So do yourself a favor - and do restaurant culture a favor, too - and go enjoy Maxie's, a really fine place, and boon to this town.

Sunday, January 02, 2011

Dueling Banjos on Ithaca Sunday Morning Radio

Ithaca now has two locally-produced, marathon folk music programs on Sunday mornings.

After years of hosting Nonesuch on WVBR, Tracey Craig packed her leaving trunk a few weeks ago to start a new show, Rootabaga Boogie [sic], on a new station, WITH-FM, a little further left on the dial.

After a couple of weeks of improvising, Nonesuch has installed a new permanent host, Nicholas Hill, for the first two hours of the broadcast; the remaining hours will be hosted by a rotating cast of jocks.

We are listening to both right now. Nick sounds a little uncertain about the this and that, but inviting nonetheless. So far, his selections are tried-and-true, such as Peggy Seeger, Ewan McCall, and Johnny Cash (singing "Joshua Gone Barbados," a cover new to us, and a great one).
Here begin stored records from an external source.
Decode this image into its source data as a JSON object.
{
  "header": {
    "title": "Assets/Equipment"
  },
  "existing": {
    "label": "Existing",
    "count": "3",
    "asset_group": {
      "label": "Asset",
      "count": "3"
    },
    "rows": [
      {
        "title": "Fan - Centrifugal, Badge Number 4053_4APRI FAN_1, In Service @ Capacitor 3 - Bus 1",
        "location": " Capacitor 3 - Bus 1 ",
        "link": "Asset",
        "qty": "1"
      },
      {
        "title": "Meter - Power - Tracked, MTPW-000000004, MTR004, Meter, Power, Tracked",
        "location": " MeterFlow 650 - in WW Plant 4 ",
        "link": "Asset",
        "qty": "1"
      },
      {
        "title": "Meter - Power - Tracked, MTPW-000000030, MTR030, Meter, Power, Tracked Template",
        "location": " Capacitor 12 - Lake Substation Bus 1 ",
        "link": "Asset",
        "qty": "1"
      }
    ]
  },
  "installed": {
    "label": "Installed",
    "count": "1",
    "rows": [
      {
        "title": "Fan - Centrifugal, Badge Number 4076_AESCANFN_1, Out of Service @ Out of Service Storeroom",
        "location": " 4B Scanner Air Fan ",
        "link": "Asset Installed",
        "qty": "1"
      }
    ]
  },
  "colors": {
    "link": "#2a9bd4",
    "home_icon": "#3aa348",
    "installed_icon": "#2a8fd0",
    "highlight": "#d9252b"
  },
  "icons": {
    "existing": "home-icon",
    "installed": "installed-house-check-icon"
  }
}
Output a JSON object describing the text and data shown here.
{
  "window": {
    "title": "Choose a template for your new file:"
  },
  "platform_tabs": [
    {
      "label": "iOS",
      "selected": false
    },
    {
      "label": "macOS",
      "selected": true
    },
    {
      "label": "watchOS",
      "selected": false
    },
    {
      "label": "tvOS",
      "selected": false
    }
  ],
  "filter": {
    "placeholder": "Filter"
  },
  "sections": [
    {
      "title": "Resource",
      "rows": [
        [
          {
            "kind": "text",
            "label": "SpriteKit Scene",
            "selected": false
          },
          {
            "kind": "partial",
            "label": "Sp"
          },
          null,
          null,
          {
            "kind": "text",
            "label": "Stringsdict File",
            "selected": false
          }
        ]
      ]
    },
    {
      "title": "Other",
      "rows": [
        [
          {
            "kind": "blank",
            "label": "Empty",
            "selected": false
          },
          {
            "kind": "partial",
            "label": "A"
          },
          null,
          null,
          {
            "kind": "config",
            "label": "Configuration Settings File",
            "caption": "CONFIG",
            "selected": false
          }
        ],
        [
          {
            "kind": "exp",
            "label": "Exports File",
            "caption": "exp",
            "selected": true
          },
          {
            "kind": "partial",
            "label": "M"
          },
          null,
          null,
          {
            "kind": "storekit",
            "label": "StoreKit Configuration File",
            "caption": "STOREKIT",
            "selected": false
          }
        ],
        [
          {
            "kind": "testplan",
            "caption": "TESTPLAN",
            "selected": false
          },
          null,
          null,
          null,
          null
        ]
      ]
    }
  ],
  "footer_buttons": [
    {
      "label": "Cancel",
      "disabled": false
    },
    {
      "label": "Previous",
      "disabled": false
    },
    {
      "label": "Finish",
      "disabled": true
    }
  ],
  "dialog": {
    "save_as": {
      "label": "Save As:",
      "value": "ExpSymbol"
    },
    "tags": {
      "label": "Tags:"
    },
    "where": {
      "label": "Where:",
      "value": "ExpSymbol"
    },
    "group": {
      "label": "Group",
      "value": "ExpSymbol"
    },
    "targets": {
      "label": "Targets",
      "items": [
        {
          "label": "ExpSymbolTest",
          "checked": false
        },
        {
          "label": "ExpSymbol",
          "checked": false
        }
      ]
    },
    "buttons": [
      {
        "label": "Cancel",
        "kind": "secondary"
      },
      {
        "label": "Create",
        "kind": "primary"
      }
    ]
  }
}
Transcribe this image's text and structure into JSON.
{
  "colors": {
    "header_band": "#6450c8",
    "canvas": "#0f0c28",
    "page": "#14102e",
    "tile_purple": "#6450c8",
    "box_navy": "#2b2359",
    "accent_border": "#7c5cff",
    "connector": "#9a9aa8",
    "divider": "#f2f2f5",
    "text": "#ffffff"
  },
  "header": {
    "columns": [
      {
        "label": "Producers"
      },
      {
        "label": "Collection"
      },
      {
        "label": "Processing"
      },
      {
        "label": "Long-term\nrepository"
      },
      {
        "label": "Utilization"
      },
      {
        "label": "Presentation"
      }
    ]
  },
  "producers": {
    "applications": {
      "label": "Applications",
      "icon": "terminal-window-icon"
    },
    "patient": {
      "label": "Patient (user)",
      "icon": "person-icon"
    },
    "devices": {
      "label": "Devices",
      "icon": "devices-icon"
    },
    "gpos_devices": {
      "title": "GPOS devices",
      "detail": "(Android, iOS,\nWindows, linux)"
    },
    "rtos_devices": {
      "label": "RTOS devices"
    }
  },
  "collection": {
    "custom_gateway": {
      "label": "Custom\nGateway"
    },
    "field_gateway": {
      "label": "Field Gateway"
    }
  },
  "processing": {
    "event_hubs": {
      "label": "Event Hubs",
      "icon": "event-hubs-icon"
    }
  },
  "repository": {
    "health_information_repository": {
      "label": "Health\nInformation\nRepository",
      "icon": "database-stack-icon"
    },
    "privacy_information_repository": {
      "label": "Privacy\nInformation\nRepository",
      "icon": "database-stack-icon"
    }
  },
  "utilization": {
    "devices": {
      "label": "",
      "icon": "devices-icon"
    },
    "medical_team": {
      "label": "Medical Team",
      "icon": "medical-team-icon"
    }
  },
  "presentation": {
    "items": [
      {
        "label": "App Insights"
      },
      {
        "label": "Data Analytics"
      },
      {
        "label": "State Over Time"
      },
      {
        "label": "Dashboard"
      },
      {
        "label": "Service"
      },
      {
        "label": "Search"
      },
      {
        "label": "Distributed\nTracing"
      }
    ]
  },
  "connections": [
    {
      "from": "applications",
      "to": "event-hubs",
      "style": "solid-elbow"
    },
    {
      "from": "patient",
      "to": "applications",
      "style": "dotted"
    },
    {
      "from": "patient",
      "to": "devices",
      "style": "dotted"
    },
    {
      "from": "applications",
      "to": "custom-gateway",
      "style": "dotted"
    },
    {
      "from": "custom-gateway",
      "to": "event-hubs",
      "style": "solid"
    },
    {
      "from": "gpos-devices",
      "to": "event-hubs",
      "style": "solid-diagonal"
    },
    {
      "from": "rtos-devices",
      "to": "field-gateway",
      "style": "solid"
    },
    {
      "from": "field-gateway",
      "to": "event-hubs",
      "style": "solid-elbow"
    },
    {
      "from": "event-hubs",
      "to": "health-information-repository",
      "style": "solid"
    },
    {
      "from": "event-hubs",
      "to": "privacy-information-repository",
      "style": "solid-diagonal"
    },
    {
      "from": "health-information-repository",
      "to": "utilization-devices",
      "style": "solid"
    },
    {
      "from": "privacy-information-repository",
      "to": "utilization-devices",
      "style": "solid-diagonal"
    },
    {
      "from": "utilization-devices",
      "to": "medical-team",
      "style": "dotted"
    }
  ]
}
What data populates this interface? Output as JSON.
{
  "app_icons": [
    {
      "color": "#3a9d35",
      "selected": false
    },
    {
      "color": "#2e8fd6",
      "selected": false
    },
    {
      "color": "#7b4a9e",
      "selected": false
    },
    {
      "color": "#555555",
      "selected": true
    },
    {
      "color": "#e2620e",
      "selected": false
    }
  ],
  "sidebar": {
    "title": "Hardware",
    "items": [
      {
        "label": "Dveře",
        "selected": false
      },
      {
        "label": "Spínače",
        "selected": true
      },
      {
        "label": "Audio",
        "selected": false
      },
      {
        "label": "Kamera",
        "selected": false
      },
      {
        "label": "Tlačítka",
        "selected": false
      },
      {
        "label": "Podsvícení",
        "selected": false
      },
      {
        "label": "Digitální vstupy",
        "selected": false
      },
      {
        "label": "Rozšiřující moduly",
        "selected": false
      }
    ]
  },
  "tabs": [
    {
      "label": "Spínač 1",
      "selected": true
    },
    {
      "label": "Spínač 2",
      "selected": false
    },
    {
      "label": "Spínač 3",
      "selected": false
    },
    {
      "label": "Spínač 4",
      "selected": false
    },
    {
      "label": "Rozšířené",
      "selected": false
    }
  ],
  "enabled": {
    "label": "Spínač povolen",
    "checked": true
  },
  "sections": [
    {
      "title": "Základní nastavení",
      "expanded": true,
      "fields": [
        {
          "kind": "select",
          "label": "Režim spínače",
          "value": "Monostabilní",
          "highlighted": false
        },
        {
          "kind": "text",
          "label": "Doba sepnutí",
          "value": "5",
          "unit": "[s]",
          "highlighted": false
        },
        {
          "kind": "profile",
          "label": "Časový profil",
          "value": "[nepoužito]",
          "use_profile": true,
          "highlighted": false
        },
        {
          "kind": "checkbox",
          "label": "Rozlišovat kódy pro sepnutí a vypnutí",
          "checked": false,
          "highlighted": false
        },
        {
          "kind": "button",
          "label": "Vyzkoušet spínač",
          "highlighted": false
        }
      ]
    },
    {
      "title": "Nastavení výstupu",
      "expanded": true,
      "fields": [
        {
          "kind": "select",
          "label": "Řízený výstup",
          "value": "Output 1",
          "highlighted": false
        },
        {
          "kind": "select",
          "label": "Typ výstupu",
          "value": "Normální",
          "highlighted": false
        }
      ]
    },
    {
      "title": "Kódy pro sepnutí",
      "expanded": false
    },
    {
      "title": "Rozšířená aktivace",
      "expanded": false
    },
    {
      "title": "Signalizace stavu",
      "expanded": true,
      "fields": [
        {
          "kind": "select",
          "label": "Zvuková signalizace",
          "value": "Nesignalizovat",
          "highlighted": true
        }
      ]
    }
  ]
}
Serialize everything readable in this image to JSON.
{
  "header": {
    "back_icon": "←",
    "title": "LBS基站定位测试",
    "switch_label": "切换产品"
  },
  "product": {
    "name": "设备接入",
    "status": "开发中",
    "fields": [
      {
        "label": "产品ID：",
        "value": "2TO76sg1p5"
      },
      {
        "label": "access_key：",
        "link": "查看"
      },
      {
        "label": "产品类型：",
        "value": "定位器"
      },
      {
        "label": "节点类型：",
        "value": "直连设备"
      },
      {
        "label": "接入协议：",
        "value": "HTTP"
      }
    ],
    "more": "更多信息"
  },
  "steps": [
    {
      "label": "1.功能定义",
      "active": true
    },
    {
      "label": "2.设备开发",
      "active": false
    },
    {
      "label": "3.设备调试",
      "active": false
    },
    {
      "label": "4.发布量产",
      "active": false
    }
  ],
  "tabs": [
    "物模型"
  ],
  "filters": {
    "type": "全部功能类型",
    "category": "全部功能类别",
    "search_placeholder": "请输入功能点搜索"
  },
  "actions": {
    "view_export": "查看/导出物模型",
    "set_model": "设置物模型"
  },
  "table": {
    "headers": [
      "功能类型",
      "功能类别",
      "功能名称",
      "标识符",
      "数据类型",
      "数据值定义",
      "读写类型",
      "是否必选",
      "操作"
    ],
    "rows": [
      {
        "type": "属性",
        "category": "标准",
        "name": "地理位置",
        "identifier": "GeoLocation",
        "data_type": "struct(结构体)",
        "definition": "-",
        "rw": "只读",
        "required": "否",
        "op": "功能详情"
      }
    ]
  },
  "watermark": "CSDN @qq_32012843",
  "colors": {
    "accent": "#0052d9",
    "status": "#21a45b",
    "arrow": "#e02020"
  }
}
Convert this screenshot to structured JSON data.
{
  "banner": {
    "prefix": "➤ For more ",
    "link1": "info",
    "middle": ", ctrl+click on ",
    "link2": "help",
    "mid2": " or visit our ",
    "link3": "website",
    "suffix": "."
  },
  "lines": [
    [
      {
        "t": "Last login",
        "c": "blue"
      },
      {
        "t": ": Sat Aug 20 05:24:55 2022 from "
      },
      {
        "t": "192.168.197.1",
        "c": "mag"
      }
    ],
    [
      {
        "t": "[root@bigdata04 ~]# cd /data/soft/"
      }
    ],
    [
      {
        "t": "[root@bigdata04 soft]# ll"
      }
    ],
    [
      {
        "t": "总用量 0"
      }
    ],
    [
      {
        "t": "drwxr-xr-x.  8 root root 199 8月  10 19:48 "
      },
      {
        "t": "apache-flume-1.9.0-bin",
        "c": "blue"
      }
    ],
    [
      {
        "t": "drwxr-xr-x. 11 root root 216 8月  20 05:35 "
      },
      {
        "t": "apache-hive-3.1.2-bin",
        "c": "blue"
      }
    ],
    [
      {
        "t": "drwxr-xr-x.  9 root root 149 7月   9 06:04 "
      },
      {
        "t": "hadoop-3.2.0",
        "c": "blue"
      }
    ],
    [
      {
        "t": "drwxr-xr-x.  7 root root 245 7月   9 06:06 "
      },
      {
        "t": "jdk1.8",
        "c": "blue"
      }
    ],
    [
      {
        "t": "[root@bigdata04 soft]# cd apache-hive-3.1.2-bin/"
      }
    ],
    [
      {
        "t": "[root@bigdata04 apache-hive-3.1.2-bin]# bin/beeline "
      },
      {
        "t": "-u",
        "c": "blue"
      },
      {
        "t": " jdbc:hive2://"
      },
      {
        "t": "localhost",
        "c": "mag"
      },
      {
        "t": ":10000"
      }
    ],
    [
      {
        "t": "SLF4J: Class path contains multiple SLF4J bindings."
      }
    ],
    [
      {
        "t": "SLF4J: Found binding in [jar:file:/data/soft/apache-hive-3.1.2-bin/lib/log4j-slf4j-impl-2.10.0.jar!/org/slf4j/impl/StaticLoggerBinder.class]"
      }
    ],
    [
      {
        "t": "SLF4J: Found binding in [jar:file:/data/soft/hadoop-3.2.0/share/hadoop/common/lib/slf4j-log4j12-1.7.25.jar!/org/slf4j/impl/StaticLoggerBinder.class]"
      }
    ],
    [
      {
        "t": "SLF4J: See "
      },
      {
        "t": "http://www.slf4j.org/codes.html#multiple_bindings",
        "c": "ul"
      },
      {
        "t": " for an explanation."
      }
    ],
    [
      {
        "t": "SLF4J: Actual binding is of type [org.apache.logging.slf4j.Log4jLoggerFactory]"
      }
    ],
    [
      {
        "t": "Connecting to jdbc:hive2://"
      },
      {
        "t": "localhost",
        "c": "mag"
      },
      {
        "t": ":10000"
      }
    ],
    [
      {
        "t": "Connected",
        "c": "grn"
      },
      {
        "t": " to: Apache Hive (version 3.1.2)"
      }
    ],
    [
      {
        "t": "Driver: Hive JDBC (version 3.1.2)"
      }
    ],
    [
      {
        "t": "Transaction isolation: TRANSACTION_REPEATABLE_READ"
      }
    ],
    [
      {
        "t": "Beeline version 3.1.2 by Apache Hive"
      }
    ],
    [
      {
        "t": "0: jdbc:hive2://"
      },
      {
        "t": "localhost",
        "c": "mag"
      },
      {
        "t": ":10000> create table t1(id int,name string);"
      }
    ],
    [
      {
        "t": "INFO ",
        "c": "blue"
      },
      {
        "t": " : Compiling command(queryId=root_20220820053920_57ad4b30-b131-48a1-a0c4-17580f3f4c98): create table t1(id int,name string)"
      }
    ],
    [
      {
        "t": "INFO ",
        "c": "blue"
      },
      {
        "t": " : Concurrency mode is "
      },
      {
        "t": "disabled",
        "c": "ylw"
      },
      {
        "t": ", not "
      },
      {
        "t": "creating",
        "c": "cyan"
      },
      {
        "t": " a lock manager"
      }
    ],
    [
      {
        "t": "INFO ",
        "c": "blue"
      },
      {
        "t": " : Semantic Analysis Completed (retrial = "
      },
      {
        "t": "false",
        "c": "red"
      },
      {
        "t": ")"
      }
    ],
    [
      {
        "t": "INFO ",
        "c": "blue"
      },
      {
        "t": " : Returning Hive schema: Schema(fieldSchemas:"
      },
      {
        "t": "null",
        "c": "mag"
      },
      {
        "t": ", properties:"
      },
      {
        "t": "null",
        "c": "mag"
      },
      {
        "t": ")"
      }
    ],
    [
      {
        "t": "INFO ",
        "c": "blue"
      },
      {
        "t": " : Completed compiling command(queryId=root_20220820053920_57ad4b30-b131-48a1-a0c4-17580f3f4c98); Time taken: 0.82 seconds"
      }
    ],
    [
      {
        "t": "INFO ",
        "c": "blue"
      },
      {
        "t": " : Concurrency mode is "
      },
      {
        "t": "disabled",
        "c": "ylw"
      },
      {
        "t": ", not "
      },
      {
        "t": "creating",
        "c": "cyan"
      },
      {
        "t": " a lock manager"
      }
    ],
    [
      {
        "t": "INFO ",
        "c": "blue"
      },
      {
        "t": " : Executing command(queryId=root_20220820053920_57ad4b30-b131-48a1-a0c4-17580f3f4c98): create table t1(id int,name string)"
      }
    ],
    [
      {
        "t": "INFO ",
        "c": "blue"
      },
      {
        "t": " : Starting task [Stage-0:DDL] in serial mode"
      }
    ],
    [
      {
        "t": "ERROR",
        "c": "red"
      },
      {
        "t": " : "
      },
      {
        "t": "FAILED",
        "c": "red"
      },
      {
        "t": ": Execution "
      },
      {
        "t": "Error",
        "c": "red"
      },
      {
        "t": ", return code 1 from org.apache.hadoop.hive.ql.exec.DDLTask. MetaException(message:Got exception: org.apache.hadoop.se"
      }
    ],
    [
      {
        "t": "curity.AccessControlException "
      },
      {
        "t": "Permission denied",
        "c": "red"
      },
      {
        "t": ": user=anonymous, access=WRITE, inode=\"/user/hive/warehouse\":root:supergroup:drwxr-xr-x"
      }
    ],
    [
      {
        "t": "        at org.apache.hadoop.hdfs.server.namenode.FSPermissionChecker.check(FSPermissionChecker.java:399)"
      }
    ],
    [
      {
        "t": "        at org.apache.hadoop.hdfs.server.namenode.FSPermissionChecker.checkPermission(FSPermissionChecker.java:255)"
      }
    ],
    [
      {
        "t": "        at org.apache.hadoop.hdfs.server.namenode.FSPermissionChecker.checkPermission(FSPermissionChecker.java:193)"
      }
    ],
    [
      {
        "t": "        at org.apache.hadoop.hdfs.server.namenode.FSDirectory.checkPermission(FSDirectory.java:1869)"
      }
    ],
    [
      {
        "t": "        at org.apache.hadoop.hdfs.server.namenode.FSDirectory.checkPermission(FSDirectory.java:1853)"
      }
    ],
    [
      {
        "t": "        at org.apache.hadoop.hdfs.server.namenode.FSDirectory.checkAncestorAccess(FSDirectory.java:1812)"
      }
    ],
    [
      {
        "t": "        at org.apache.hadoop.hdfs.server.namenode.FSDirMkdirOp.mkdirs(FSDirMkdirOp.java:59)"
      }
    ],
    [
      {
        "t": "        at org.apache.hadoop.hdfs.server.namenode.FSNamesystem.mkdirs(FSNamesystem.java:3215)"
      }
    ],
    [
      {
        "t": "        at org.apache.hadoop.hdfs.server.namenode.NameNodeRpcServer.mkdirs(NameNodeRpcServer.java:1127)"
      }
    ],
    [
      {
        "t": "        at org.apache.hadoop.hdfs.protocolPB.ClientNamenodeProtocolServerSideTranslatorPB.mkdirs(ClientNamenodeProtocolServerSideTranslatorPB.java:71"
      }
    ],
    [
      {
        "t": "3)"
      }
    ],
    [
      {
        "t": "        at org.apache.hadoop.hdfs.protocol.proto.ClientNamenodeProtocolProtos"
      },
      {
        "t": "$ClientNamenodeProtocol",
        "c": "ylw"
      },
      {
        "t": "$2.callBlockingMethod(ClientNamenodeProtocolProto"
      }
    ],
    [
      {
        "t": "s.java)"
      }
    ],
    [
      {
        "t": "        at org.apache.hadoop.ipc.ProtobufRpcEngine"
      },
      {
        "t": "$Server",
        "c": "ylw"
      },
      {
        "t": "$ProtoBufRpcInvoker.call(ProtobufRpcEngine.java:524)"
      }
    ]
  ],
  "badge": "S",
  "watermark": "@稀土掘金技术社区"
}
Meanwhile, Tracey is doing what Tracey does, an idiosyncratic take on multiple genres that she construes as, foremost, an Ithaca blend; and she should know, having done it many years, as well as presenting live shows at venues large and small.

Tracey's new show is 2 hours, versus 4.5 hours at Nonesuch. Still, she manages to pack in interviews and live studio sets by local and visiting musicians.

We hope and trust the competition will be healthy and fun for all. Thanks to Tracey for keeping on and to Nick for jumping in.